▸ Task brief
All of the entries need to be set down exactly as they read.

-- Dataset extract follows --

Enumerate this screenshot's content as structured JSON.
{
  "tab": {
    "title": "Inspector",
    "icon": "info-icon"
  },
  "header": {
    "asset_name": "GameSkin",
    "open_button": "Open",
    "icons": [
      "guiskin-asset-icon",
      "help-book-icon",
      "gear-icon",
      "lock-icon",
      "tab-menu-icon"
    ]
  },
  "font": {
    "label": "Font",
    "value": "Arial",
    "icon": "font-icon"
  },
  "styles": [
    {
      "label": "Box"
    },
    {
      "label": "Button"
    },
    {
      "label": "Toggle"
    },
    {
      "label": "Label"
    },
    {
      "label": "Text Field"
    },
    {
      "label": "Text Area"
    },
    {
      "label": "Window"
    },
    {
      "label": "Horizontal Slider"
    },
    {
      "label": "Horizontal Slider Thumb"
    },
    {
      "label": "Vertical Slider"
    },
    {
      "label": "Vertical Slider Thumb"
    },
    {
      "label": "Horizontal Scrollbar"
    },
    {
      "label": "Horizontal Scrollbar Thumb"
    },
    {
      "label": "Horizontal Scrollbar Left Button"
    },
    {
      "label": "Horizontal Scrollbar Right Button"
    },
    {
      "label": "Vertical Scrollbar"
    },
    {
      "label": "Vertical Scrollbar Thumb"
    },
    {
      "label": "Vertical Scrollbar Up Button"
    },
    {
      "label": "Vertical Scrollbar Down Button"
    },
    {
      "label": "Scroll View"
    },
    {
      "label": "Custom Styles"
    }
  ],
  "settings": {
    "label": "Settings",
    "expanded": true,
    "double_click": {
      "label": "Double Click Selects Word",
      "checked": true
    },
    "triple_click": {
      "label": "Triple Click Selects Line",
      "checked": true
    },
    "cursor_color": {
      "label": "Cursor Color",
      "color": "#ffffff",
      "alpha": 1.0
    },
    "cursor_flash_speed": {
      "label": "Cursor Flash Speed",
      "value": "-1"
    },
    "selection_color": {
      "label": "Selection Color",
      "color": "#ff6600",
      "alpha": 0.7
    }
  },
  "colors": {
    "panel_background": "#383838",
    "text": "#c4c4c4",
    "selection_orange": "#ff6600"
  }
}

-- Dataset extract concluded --

▸ Result for this exercise
Enumerate this screenshot's content as structured JSON.
{
  "tab": {
    "title": "Inspector",
    "icon": "info-icon"
  },
  "header": {
    "asset_name": "GameSkin",
    "open_button": "Open",
    "icons": [
      "guiskin-asset-icon",
      "help-book-icon",
      "gear-icon",
      "lock-icon",
      "tab-menu-icon"
    ]
  },
  "font": {
    "label": "Font",
    "value": "Arial",
    "icon": "font-icon"
  },
  "styles": [
    {
      "label": "Box"
    },
    {
      "label": "Button"
    },
    {
      "label": "Toggle"
    },
    {
      "label": "Label"
    },
    {
      "label": "Text Field"
    },
    {
      "label": "Text Area"
    },
    {
      "label": "Window"
    },
    {
      "label": "Horizontal Slider"
    },
    {
      "label": "Horizontal Slider Thumb"
    },
    {
      "label": "Vertical Slider"
    },
    {
      "label": "Vertical Slider Thumb"
    },
    {
      "label": "Horizontal Scrollbar"
    },
    {
      "label": "Horizontal Scrollbar Thumb"
    },
    {
      "label": "Horizontal Scrollbar Left Button"
    },
    {
      "label": "Horizontal Scrollbar Right Button"
    },
    {
      "label": "Vertical Scrollbar"
    },
    {
      "label": "Vertical Scrollbar Thumb"
    },
    {
      "label": "Vertical Scrollbar Up Button"
    },
    {
      "label": "Vertical Scrollbar Down Button"
    },
    {
      "label": "Scroll View"
    },
    {
      "label": "Custom Styles"
    }
  ],
  "settings": {
    "label": "Settings",
    "expanded": true,
    "double_click": {
      "label": "Double Click Selects Word",
      "checked": true
    },
    "triple_click": {
      "label": "Triple Click Selects Line",
      "checked": true
    },
    "cursor_color": {
      "label": "Cursor Color",
      "color": "#ffffff",
      "alpha": 1.0
    },
    "cursor_flash_speed": {
      "label": "Cursor Flash Speed",
      "value": "-1"
    },
    "selection_color": {
      "label": "Selection Color",
      "color": "#ff6600",
      "alpha": 0.7
    }
  },
  "colors": {
    "panel_background": "#383838",
    "text": "#c4c4c4",
    "selection_orange": "#ff6600"
  }
}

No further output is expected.